Goodell v. Koch - 282 U.S. 118 (1930)
U.S. Supreme Court
Goodell v. Koch, 282 U.S. 118 (1930)
Goodell v. Koch
Argued October 22, 1930
Decided November 24, 1930
282 U.S. 118
CERTIFICATE FROM THE CIRCUIT COURT OF APPEALS
FOR THE NINTH CIRCUIT
Under the law of the Arizona, the wife has such equal interest in the community income as to entitle her to treat one-half thereof a her income, and file a separate return therefor under §§ 210(a) and 211(a) of the Revenue Act of 1926. Following Poe v. Seaborn, q.v. ante, p. 282 U. S. 101. P. 282 U. S. 120.
Certificate from the circuit court of appeals upon appeal from a judgment of the district court for the taxpayer in an action to recover from the Collector of Internal Revenue an amount paid under protest on account of income taxes for 1927. This Court ordered up the entire record. See statement in Poe v. Seaborn, ante p. 282 U. S. 101.
MR. JUSTICE ROBERTS delivered the opinion of the Court.
This cause presents the same question as respects the return for taxation of community income of a husband and wife, citizens of Arizona, as was presented in Poe v. Seaborn, ante, p. 282 U. S. 101, affecting spouses who are citizens of the Washington.
Here Koch and his wife filed separate returns for 1927, each returning one-half of the community income; the Commissioner of Internal Revenue assessed a deficiency on the theory that Koch alone should have returned the entire income; Koch paid under protest, and brought suit against the Collector in the district court to recover the sum so paid. The Collector demurred. Judgment went for plaintiff. The Collector appealed to the circuit court of appeals, which certified questions to us. This Court ordered the entire record sent up.
What we said in Poe v. Sanborn, supra, applies here if, under the law of Arizona, the wife's interest in community property is, in legal effect, the same as in Washington.
The Collector asserts that the Arizona law of community property closely resembles that of California (cf. 269 U. S. S. v. Robbins, 269 U. S. 315), but concedes that, in many respects, its provisions are similar to those of the law of Washington.
We have examined the statutes * and authorities cited, and have concluded that they present no significant differences from the Washington system. In La Tourette v. La Tourette, 15 Ariz. 200, 205, it was said:

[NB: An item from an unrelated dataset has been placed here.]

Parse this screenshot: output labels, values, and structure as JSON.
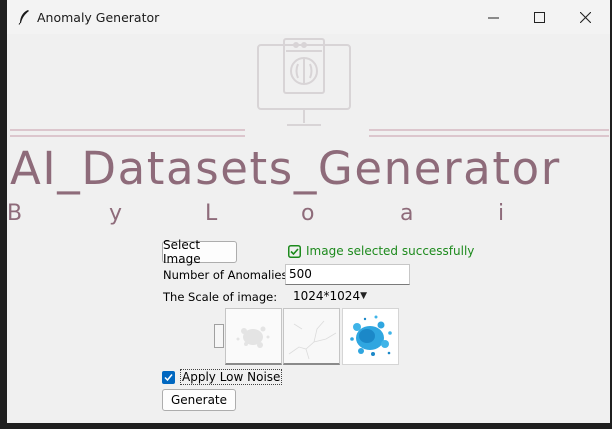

"The law makes no distinction between the husband and wife in respect to the right each has in the community property. It gives the husband no higher or better title than it gives the wife. It recognizes a marital community wherein both are equal."
As in Washington, each spouse has unlimited testamentary power over his or her interest in the community, and, upon failure to exercise it, such interest passes to the descendants of the decedent.
The Arizona Supreme Court has likened the community to a partnership. Forsythe v. Paschal, 34 Ariz. 380. The husband as agent may not act in fraud of his wife's rights, and if he attempts to do so, she has a remedy in the courts. Gristy v. Hudgens, 23 Ariz. 339.
Enough has been said to show that our conclusion in No. 15 holds here, and that the wife has such equal interest in community income as to entitle her to treat one-half thereof as her income, and file a separate return therefor under §§ 210(a) and 211(a) of the Revenue Act of 1926.
Perhaps we ought also to note that what is said in No. 15 with respect to executive construction and legislative history applies in this case.
For the reasons above given, and more fully stated in the opinion in No. 15, the judgment of the district court is
THE CHIEF JUSTICE and MR. JUSTICE STONE took no part in the consideration or decision of this case.
* The applicable provisions (cited from the Revised Statutes of 1913 which were in force in 1927) are: Title 6, Pars. 403-405, 865-869, 1102. Title 8, Pars. 2058-2062. Title 32, Pars. 3848-3856, 3865-3869, 3881-3886. Act of February 10, 1921, Ariz. Session Laws, Regular, c. 7, p. 6. Act of March 17, 1919, Arizona Session Laws, Regular, p. 98.